"In Los Angeles alone, registered sex offenders, a kidnapper, identity thieves, burglars, and a convicted murderer had passed Uber’s 'industry leading' background check," the prosecutors wrote in a complaint that seeks penalties against the company.
Aspiring Uber drivers carved out a few hours of their Mother’s Day holiday Saturday to learn about the ride-hailing service as it waits for a green light from the government to start operations in Costa Rica. The company could start operating any day.
Vice Minister of Transport Sebastián Urbina told La Nación that any cars operating with Uber would be considered “pirates” and could face fines of ₡99,000 (roughly $185) and lose their plates.
Costa Rica’s healthy democracy and active civic participation are something to be proud of. Many organized groups have ensured that economic interests do not overpower environmental or social aspirations. But this capacity of Costa Rican society to raise its voice and create pressure is merely a tool – a tool that can be used for both noble and selfish purposes.

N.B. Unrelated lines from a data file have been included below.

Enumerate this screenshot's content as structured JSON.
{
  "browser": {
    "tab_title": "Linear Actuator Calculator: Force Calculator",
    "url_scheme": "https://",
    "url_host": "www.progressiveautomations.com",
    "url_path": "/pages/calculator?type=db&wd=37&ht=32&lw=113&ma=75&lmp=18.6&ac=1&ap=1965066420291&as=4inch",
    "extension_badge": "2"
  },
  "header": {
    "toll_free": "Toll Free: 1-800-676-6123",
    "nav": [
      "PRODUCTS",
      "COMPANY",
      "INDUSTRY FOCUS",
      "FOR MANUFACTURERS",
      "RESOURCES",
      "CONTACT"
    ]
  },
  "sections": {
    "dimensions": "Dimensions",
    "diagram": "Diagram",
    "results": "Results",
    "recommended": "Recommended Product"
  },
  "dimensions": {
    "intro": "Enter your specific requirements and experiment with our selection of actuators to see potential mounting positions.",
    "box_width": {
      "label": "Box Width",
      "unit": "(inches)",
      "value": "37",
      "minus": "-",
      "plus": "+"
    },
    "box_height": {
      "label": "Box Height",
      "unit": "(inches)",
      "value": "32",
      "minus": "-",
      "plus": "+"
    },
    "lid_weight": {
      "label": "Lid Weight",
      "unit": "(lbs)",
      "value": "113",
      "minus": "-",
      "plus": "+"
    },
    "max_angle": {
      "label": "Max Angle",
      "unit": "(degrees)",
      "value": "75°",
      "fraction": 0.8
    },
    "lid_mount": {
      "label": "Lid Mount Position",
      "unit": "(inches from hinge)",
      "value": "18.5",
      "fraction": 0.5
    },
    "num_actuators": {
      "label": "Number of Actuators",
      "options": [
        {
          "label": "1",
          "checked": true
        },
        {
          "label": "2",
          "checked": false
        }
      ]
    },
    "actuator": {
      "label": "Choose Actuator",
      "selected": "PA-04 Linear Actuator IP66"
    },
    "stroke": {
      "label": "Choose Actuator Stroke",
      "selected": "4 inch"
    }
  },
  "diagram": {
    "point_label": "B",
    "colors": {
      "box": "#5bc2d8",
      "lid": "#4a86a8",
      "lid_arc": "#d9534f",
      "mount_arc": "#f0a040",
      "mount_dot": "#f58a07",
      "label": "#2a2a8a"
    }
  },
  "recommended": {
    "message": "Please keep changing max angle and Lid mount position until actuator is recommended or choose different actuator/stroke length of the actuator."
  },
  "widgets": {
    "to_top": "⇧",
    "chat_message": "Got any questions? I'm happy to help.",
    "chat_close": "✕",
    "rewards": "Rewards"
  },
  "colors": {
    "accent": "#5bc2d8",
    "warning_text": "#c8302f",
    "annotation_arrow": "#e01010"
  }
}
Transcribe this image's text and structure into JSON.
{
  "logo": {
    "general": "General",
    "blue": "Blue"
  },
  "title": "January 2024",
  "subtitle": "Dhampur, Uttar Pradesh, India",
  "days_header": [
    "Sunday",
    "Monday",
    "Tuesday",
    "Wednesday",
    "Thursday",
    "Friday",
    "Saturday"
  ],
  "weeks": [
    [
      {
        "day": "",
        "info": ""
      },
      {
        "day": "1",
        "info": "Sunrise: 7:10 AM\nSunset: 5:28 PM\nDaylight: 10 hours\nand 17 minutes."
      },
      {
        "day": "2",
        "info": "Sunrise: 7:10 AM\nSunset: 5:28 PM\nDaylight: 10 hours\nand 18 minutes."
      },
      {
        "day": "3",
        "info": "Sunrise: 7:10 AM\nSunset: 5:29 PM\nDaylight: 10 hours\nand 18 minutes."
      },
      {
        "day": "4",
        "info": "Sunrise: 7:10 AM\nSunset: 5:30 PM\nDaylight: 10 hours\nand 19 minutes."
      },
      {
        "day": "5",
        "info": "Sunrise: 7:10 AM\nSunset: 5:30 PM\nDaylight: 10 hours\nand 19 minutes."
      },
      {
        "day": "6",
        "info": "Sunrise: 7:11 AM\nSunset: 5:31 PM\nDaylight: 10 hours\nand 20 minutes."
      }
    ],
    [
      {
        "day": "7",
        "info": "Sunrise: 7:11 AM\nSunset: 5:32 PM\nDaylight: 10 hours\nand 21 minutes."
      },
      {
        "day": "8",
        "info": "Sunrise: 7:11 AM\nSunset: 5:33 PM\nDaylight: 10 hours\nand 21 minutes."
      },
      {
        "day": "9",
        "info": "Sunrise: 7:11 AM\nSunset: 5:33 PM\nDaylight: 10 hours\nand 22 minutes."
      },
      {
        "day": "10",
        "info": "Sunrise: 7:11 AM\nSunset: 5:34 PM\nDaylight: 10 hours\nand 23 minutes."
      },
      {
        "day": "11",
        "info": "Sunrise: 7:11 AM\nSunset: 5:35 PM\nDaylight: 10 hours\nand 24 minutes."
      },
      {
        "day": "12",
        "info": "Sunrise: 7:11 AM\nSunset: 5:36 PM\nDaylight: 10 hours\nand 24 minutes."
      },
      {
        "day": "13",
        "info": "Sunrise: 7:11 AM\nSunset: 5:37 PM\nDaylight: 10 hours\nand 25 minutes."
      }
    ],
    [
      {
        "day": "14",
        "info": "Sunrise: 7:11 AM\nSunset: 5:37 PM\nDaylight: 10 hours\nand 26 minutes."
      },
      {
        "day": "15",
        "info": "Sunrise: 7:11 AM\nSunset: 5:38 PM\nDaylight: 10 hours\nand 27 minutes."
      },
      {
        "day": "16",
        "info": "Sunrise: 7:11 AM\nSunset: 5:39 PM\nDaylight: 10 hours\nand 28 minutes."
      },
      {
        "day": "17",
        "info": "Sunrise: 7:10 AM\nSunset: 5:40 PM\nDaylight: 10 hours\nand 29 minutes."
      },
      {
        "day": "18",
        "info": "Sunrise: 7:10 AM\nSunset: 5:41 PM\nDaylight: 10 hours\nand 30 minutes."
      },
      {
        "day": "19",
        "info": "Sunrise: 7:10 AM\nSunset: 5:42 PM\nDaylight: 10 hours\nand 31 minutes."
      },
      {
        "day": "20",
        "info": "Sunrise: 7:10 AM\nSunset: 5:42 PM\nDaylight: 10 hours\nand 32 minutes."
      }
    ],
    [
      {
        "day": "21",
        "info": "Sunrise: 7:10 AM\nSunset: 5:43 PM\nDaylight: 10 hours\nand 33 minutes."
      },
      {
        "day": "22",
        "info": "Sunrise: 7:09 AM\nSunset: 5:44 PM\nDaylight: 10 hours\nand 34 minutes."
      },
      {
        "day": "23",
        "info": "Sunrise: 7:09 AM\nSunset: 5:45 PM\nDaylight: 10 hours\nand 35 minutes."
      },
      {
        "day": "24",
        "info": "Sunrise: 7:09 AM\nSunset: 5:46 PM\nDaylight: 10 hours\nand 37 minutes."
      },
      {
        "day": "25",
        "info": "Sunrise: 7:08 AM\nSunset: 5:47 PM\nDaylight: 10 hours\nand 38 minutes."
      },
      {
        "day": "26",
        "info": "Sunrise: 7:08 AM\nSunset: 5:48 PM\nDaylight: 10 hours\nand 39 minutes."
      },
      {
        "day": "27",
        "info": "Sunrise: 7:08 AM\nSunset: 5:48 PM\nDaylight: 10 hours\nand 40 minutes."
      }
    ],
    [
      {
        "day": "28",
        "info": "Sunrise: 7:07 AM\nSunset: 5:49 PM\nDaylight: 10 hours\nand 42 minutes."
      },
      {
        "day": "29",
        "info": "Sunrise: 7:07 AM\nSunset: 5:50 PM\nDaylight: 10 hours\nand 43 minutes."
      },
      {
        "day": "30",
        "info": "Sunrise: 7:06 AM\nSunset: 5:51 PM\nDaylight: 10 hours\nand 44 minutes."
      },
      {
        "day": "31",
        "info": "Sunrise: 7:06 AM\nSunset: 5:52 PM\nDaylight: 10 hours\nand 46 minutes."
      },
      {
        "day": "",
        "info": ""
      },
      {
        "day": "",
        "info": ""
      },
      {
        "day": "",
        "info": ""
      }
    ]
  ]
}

The National Forum of Taxi Drivers announced an alliance last week with other taxi associations in Central America and Colombia to “declare war” on the disruptive ride-sharing app. Meanwhile, Uber is hiring in Costa Rica.